The participants were divided into two groups. Due to my teaching background, I was in the theory group while the youngsters were learning some teaching methods. Every now and then, we’d get together for joint sessions. Very often, we got to be guinea pigs for the teacher trainee group. That way we got to know about exercises that we could use in our classes plus got to experience the exercises the way our students will experience them. Instead of knickknack souvenirs I have now a collection of exercises for my classes.
The days were full of lessons and activities but at night I managed to go through my work e-mail and do some grading. I also learned something new about the functions of my phone.
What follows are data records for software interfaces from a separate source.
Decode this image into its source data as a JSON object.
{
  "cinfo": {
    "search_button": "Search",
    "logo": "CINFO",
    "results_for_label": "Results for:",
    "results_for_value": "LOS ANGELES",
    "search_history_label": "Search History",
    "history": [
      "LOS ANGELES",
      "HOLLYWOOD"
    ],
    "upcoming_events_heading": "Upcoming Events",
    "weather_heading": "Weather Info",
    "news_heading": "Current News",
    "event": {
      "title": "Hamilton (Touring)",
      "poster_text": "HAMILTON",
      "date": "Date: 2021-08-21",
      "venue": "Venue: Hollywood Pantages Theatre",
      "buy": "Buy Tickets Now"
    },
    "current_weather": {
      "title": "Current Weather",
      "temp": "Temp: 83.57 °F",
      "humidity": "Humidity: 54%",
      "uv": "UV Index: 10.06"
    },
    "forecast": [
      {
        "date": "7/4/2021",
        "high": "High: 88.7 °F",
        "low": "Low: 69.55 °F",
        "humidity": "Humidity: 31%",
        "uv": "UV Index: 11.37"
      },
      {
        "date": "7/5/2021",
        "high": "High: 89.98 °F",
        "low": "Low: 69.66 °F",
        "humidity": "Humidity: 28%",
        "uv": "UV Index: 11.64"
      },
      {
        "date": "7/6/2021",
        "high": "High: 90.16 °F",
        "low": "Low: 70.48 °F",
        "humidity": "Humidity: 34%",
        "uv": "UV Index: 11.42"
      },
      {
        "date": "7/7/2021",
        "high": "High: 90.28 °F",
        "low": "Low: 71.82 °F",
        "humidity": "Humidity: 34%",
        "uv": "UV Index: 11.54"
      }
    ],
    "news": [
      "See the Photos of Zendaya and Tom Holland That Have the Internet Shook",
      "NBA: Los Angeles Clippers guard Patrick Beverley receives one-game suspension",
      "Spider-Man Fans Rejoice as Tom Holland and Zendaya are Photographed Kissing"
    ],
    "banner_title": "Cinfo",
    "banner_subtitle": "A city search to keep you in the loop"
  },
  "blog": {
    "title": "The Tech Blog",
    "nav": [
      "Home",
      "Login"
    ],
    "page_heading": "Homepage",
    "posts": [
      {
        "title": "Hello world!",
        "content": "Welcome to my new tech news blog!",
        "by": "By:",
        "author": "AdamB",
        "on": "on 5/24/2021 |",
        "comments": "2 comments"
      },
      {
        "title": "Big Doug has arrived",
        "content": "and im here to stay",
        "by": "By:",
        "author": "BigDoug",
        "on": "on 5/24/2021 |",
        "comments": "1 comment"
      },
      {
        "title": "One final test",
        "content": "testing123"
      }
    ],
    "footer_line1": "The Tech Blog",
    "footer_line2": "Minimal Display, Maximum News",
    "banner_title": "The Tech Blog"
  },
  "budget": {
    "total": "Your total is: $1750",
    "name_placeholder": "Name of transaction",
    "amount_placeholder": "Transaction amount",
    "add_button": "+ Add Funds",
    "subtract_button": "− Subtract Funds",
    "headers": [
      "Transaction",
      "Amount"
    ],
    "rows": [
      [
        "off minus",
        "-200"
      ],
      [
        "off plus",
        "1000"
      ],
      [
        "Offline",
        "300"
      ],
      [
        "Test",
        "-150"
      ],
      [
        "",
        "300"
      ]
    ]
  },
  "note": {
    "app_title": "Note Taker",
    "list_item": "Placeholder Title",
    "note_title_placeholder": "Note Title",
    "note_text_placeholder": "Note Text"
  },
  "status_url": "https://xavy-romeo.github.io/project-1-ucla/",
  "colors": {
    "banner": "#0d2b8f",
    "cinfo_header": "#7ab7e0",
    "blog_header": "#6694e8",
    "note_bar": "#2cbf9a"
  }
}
Lesson number six: it changes the times in calendar according to the time zone you are in. Of course I only discovered this after having given my students wrong times for my office hours.
Teaching style does not necessarily match with the learning style.
On my trip back home I decided to take a taxi to the airport since the train/tram ticket system was so complicated and I didn’t want to miss my flight. As I was waiting for the taxi (which was ordered for me) outside in the cold (they had snow that week) I decided to start walking towards the campus main gate. Surely I’d spot a taxi and would be able to sign it to stop. Lesson number seven: not all taxis have a taxi sign on top. Let’s just say that next time I’ll stay put. The drive back to the airport took longer than I had expected because there was an accident on the motorway. The taxi driver was originally from Turkey and I thought this would be a perfect opportunity to get some insight into how it feels like to be an immigrant. Somehow we got into taking about the situation in Turkey. His views about it and human rights were a bit different from mine but what can you say since you are sitting in his car. Nodding will take you to the airport for sure. Lesson number eight: never start talking politics with a taxi driver, especially if the drive is a loooong one.
Now, a month later, the chocolates are long gone but I am still unpacking my brain. I will end this with lyrics from our karaoke night “with so many light-years to go and things to be found”.
Bremen has it all: something old, something new, someone homeless, something blue